• **Work order**:
Your reply should consist of the entries, copied exactly and stripped of images.

• **Dataset content**:
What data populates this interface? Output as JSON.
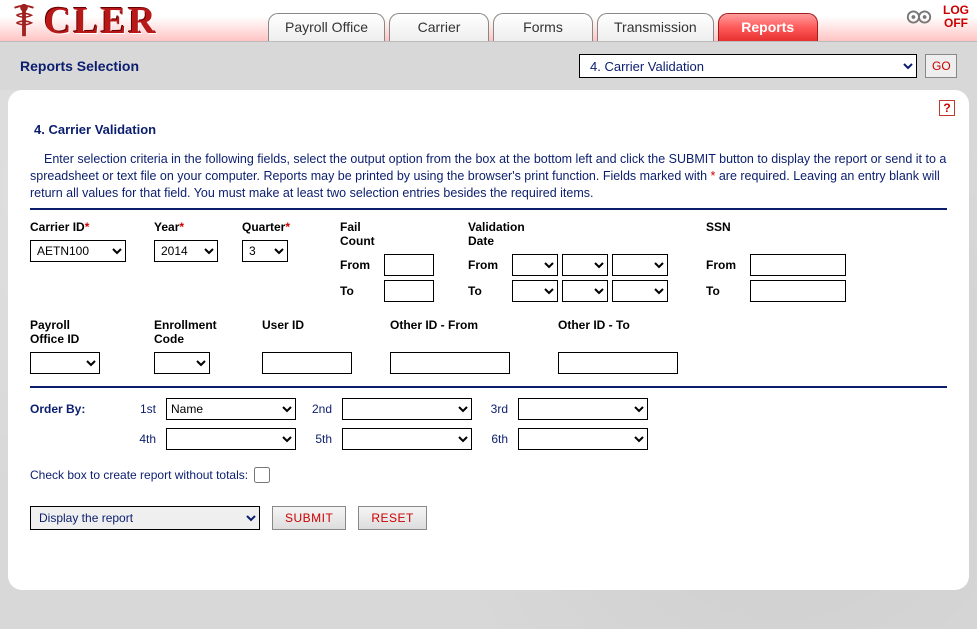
{
  "brand": {
    "text": "CLER"
  },
  "nav": {
    "tabs": [
      {
        "label": "Payroll Office"
      },
      {
        "label": "Carrier"
      },
      {
        "label": "Forms"
      },
      {
        "label": "Transmission"
      },
      {
        "label": "Reports"
      }
    ],
    "logoff_line1": "LOG",
    "logoff_line2": "OFF"
  },
  "subhead": {
    "title": "Reports Selection",
    "selected": "4. Carrier Validation",
    "go": "GO"
  },
  "panel": {
    "title": "4. Carrier Validation",
    "instructions_pre": "Enter selection criteria in the following fields, select the output option from the box at the bottom left and click the SUBMIT button to display the report or send it to a spreadsheet or text file on your computer.  Reports may be printed by using the browser's print function.  Fields marked with ",
    "star": "*",
    "instructions_post": " are required.  Leaving an entry blank will return all values for that field.  You must make at least two selection entries besides the required items.",
    "help": "?",
    "labels": {
      "carrier_id": "Carrier ID",
      "year": "Year",
      "quarter": "Quarter",
      "fail_count_l1": "Fail",
      "fail_count_l2": "Count",
      "validation_date_l1": "Validation",
      "validation_date_l2": "Date",
      "ssn": "SSN",
      "from": "From",
      "to": "To",
      "payroll_l1": "Payroll",
      "payroll_l2": "Office ID",
      "enroll_l1": "Enrollment",
      "enroll_l2": "Code",
      "user_id": "User ID",
      "other_from": "Other ID - From",
      "other_to": "Other ID - To",
      "order_by": "Order By:",
      "ord": [
        "1st",
        "2nd",
        "3rd",
        "4th",
        "5th",
        "6th"
      ],
      "checkbox": "Check box to create report without totals:",
      "submit": "SUBMIT",
      "reset": "RESET"
    },
    "values": {
      "carrier_id": "AETN100",
      "year": "2014",
      "quarter": "3",
      "order1": "Name",
      "output": "Display the report"
    }
  }
}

• **Response for this exercise**:
What data populates this interface? Output as JSON.
{
  "brand": {
    "text": "CLER"
  },
  "nav": {
    "tabs": [
      {
        "label": "Payroll Office"
      },
      {
        "label": "Carrier"
      },
      {
        "label": "Forms"
      },
      {
        "label": "Transmission"
      },
      {
        "label": "Reports"
      }
    ],
    "logoff_line1": "LOG",
    "logoff_line2": "OFF"
  },
  "subhead": {
    "title": "Reports Selection",
    "selected": "4. Carrier Validation",
    "go": "GO"
  },
  "panel": {
    "title": "4. Carrier Validation",
    "instructions_pre": "Enter selection criteria in the following fields, select the output option from the box at the bottom left and click the SUBMIT button to display the report or send it to a spreadsheet or text file on your computer.  Reports may be printed by using the browser's print function.  Fields marked with ",
    "star": "*",
    "instructions_post": " are required.  Leaving an entry blank will return all values for that field.  You must make at least two selection entries besides the required items.",
    "help": "?",
    "labels": {
      "carrier_id": "Carrier ID",
      "year": "Year",
      "quarter": "Quarter",
      "fail_count_l1": "Fail",
      "fail_count_l2": "Count",
      "validation_date_l1": "Validation",
      "validation_date_l2": "Date",
      "ssn": "SSN",
      "from": "From",
      "to": "To",
      "payroll_l1": "Payroll",
      "payroll_l2": "Office ID",
      "enroll_l1": "Enrollment",
      "enroll_l2": "Code",
      "user_id": "User ID",
      "other_from": "Other ID - From",
      "other_to": "Other ID - To",
      "order_by": "Order By:",
      "ord": [
        "1st",
        "2nd",
        "3rd",
        "4th",
        "5th",
        "6th"
      ],
      "checkbox": "Check box to create report without totals:",
      "submit": "SUBMIT",
      "reset": "RESET"
    },
    "values": {
      "carrier_id": "AETN100",
      "year": "2014",
      "quarter": "3",
      "order1": "Name",
      "output": "Display the report"
    }
  }
}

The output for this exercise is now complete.